KON-droe-sites, aw-TALL-oh-gus KUL-cherd
Autologous cultured chondrocytes are used, as part of an overall program that includes knee surgery and special exercises, to help repair damaged knee cartilage. Cartilage is a type of tissue that joins together and helps support parts of the body. Autologous cultured chondrocytes are the patient's own cartilage cells. The cells are removed from the patient and sent to a laboratory, where they are processed to increase their number. The cells are then implanted (placed) in the damaged part of the knee. After implantation, the chondrocytes help form new, healthy cartilage.
In deciding to use a medicine, the risks of taking the medicine must be weighed against the good it will do. This is a decision you and your doctor will make. For this medicine, the following should be considered:
Tell your doctor if you have ever had any unusual or allergic reaction to this medicine or any other medicines. Also tell your health care professional if you have any other types of allergies, such as to foods, dyes, preservatives, or animals. For non-prescription products, read the label or package ingredients carefully.
Implantation of autologous cultured chondrocytes has been done only in adults, and there is no information about the effects of this procedure in children.
Implantation of autologous cultured chondrocytes has not been studied specifically in older people. There is no information comparing use of this procedure in the elderly with use in other age groups.
There are no adequate studies in women for determining infant risk when using this medication during breastfeeding. Weigh the potential benefits against the potential risks before taking this medication while breastfeeding.
Although certain medicines should not be used together at all, in other cases two different medicines may be used together even if an interaction might occur. In these cases, your doctor may want to change the dose, or other precautions may be necessary. Tell your healthcare professional if you are taking any other prescription or nonprescription (over-the-counter [OTC]) medicine.
Certain medicines should not be used at or around the time of eating food or eating certain types of food since interactions may occur. Using alcohol or tobacco with certain medicines may also cause interactions to occur. Discuss with your healthcare professional the use of your medicine with food, alcohol, or tobacco.
Other medical problems
The presence of other medical problems may affect the use of this medicine. Make sure you tell your doctor if you have any other medical problems, especially:
The dose of this medicine will be different for different patients. Follow your doctor's orders or the directions on the label. The following information includes only the average doses of this medicine. If your dose is different, do not change it unless your doctor tells you to do so.
The amount of medicine that you take depends on the strength of the medicine. Also, the number of doses you take each day, the time allowed between doses, and the length of time you take the medicine depend on the medical problem for which you are using the medicine.

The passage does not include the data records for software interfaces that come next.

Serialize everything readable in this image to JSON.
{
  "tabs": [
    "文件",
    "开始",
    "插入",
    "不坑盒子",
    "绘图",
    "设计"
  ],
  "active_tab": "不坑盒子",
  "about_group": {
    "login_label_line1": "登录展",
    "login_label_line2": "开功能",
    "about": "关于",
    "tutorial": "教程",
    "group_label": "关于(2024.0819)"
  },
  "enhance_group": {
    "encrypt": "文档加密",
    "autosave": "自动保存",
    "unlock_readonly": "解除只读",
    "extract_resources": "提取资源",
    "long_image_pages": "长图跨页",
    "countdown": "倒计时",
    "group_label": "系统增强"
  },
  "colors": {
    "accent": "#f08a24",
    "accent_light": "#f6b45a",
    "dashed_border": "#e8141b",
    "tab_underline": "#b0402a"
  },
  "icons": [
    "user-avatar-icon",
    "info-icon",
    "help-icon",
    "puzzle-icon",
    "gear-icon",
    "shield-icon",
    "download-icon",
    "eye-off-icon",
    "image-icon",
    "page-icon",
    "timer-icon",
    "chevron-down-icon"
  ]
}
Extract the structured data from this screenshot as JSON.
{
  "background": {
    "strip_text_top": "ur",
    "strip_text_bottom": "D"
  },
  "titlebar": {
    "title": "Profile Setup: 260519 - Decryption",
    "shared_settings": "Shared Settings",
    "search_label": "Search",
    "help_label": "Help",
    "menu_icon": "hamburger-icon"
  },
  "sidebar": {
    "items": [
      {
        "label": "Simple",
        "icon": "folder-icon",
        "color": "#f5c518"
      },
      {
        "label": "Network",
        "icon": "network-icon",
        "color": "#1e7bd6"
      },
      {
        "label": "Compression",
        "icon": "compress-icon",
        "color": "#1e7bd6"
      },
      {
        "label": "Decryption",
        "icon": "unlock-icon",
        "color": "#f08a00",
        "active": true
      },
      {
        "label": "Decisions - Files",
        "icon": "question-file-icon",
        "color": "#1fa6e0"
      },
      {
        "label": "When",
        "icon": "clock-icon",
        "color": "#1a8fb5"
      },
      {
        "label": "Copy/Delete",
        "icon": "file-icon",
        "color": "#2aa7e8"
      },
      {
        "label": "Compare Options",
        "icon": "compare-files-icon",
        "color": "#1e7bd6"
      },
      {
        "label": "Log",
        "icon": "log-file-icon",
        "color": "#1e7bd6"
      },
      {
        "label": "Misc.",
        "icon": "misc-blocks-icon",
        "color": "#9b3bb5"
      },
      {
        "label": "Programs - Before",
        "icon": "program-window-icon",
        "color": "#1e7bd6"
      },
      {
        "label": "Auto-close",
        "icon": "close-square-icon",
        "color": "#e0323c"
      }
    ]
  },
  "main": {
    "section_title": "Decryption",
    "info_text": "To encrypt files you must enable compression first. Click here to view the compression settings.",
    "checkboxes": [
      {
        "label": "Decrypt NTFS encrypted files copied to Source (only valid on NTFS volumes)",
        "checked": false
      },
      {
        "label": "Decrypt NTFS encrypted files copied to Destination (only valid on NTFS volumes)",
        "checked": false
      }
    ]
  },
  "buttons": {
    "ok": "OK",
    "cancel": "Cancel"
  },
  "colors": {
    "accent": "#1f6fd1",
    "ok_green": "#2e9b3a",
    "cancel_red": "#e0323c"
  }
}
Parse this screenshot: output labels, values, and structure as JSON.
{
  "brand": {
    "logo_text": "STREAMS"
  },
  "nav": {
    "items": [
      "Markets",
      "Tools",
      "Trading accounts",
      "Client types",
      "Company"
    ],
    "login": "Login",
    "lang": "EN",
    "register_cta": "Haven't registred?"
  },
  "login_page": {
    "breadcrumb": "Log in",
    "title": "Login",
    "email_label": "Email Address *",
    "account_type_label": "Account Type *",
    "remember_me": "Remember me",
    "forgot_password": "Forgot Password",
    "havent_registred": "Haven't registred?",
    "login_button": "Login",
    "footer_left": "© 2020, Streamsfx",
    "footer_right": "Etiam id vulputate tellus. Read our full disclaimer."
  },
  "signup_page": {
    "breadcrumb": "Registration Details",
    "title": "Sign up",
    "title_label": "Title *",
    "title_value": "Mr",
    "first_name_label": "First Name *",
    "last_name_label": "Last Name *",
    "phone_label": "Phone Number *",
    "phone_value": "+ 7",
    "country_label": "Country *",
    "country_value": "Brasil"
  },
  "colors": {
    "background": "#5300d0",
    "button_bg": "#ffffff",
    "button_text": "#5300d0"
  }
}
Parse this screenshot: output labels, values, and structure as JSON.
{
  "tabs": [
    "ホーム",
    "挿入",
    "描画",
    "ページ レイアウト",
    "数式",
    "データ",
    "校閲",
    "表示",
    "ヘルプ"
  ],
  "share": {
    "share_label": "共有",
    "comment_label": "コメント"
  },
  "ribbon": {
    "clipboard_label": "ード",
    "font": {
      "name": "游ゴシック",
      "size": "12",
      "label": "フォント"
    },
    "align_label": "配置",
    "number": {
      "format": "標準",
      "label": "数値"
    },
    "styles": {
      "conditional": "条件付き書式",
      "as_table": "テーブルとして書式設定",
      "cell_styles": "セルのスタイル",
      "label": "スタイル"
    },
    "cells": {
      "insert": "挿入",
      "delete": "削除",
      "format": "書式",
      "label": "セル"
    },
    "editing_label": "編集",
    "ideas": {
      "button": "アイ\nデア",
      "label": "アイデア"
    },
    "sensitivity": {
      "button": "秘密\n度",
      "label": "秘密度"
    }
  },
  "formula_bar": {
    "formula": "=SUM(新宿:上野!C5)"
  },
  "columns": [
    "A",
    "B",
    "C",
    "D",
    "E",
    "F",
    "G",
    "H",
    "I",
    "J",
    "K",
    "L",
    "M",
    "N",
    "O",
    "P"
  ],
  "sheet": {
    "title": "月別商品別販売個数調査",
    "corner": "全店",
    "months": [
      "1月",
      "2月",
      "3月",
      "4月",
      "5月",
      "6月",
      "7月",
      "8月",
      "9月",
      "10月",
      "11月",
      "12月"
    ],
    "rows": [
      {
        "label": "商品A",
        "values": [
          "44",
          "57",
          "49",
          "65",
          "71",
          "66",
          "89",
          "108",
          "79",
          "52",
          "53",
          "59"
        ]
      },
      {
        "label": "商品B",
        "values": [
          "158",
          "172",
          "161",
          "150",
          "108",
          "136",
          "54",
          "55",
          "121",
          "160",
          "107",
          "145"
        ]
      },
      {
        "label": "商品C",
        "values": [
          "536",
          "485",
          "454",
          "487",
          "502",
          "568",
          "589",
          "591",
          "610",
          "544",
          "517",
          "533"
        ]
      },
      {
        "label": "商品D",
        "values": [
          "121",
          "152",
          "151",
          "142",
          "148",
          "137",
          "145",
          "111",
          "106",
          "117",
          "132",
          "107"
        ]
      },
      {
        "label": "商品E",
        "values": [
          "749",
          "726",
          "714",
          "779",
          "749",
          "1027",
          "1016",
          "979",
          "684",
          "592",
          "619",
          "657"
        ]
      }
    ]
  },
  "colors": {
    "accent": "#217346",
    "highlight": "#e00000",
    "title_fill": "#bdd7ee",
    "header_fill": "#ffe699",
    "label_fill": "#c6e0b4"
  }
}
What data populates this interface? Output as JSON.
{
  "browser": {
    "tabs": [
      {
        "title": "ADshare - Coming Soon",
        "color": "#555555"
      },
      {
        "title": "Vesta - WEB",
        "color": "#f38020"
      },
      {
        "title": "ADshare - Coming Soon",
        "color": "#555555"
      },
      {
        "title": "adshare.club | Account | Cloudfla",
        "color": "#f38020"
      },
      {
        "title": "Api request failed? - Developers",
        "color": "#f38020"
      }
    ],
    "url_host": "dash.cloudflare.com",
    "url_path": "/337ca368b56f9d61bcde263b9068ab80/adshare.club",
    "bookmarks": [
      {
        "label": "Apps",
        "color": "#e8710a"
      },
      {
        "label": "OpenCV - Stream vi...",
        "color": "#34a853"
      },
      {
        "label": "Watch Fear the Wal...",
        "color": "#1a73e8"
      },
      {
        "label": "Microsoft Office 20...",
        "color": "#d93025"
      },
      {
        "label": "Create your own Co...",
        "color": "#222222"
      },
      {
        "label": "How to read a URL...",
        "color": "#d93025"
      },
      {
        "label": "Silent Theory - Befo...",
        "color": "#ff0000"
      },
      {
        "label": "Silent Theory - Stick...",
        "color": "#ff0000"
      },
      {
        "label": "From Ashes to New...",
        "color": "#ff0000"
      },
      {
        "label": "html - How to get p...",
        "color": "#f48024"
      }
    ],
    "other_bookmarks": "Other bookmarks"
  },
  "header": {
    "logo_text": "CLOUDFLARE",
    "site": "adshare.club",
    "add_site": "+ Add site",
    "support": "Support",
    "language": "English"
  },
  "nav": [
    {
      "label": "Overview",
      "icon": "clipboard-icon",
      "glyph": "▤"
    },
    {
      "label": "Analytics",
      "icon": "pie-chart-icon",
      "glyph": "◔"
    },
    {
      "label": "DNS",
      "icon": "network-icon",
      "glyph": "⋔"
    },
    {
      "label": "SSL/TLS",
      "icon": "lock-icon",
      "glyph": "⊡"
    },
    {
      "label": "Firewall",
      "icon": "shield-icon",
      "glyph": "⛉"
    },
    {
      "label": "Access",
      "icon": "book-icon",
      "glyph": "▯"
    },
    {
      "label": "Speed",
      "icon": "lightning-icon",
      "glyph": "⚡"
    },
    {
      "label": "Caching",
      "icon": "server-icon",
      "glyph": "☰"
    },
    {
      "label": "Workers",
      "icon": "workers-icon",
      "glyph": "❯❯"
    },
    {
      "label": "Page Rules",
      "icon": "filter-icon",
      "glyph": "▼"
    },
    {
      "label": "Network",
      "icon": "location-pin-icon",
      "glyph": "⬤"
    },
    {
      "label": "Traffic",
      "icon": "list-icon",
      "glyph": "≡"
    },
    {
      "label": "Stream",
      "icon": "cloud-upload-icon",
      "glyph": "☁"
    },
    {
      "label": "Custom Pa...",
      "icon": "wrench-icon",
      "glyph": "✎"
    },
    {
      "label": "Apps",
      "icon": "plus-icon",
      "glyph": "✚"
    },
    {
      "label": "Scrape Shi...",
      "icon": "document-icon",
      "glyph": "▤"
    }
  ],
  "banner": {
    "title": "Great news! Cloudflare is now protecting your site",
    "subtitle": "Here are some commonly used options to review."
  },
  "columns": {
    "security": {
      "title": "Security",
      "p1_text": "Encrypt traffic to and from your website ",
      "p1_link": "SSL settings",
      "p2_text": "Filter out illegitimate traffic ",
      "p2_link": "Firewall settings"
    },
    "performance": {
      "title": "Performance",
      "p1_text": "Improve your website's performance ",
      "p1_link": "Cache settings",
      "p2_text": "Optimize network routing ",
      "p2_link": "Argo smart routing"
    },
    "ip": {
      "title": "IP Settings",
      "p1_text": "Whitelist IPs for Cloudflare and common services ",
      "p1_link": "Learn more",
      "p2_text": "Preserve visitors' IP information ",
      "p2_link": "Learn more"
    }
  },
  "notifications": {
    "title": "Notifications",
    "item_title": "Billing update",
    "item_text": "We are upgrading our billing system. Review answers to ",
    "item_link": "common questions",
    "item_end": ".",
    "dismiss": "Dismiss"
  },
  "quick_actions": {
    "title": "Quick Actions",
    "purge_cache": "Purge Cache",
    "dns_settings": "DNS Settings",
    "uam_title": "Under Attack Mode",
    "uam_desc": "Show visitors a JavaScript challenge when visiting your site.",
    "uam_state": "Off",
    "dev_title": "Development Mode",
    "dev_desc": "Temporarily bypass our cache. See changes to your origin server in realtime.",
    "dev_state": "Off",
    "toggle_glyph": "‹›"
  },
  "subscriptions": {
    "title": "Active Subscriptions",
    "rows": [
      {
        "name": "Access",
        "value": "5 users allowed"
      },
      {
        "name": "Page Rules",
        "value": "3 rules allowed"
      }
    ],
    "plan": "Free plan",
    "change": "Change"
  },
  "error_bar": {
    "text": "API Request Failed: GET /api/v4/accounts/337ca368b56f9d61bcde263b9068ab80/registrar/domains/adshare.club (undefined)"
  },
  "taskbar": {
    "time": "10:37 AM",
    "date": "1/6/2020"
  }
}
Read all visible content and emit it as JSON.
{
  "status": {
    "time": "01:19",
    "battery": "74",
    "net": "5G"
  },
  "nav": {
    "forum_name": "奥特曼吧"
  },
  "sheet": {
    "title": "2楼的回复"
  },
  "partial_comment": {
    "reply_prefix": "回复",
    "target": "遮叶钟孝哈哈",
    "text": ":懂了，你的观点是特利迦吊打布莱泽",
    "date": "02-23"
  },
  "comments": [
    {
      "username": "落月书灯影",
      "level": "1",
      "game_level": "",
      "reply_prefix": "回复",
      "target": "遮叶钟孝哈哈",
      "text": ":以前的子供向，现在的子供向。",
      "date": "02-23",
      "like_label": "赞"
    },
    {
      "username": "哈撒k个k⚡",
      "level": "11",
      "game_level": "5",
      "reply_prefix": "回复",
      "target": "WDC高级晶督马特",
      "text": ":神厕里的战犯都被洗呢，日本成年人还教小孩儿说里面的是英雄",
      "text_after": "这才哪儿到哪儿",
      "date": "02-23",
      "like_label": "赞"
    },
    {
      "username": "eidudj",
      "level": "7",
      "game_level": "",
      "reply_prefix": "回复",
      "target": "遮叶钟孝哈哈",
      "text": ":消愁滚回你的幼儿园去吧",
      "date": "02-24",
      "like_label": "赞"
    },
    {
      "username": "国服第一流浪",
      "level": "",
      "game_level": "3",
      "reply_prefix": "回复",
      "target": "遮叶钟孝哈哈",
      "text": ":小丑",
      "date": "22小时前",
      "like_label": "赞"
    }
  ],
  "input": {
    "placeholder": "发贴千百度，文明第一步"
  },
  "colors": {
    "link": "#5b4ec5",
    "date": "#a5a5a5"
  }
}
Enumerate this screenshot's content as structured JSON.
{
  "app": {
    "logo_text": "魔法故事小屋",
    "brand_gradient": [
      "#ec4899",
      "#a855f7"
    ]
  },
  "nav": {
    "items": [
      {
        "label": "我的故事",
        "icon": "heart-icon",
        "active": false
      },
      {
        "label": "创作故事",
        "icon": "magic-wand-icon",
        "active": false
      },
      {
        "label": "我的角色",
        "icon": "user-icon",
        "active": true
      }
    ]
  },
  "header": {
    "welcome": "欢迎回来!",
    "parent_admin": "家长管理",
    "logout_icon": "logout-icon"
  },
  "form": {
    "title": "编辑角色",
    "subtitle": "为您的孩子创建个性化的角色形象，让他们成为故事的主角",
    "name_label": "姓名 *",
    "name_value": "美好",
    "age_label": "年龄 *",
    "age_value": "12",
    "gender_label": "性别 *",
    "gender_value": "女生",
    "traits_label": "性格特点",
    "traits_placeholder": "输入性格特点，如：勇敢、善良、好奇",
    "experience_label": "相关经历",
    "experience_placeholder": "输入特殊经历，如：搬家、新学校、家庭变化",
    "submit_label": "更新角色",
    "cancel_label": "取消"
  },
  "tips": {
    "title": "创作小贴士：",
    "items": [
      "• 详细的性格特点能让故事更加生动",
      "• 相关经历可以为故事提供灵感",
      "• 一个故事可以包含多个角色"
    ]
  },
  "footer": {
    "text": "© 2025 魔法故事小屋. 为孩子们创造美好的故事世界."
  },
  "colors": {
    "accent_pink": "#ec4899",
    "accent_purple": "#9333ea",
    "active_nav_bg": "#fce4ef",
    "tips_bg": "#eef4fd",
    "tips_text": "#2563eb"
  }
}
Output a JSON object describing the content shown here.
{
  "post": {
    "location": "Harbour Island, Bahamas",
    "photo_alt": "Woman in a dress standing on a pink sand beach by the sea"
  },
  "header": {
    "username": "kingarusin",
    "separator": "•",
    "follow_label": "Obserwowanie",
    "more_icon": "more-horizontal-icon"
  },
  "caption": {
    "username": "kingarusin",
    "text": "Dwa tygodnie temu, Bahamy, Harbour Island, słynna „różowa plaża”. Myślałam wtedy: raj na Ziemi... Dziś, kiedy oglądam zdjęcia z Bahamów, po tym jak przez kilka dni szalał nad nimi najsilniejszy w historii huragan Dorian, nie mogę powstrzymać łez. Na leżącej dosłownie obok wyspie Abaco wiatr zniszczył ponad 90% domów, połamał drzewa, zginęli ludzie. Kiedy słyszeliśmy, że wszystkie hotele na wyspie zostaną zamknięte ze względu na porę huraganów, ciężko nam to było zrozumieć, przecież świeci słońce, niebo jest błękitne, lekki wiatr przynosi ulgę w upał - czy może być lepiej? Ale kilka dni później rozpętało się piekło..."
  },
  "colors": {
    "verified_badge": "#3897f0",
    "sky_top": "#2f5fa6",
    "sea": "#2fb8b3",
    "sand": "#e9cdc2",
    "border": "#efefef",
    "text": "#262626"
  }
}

Use crutches to help you walk for the first 6 or 7 weeks after receiving the implant. Walk as normally as possible with the crutches. However, place no more than 25% of your weight on the leg that received the implant. Let the crutches and your other leg hold the rest of your weight. After the first 3 weeks, or when directed by your doctor, you may gradually increase the amount of weight placed on the knee.
Check with your doctor right away if sharp pain occurs in the knee that received the implant, or if “locking” of the knee occurs.
After the implant surgery, your doctor will direct you to start a rehabilitation program that includes exercise. This program is a very important part of your treatment. You will be instructed to start out slowly and to increase gradually the number of times that you do each exercise. To get the most help from this program, it is very important that you follow the instructions as closely as possible. Do not do different exercises, and do not increase the number of times you do each exercise faster than directed. If pain or swelling occurs when you increase the amount of exercise you are doing, go back to the last level of exercise until the pain and swelling are gone, then try again. Use ice packs to help reduce the swelling.
Along with its needed effects, a medicine may cause some unwanted effects. Although not all of these side effects may occur, if they do occur they may need medical attention.
Check with your doctor as soon as possible if any of the following side effects occur:
Other side effects may not occur until weeks, months, or even years after the implantation. Check with your doctor if any of the following delayed side effects occur:
Other side effects not listed may also occur in some patients. If you notice any other effects, check with your healthcare professional.
Call your doctor for medical advice about side effects. You may report side effects to the FDA at 1-800-FDA-1088.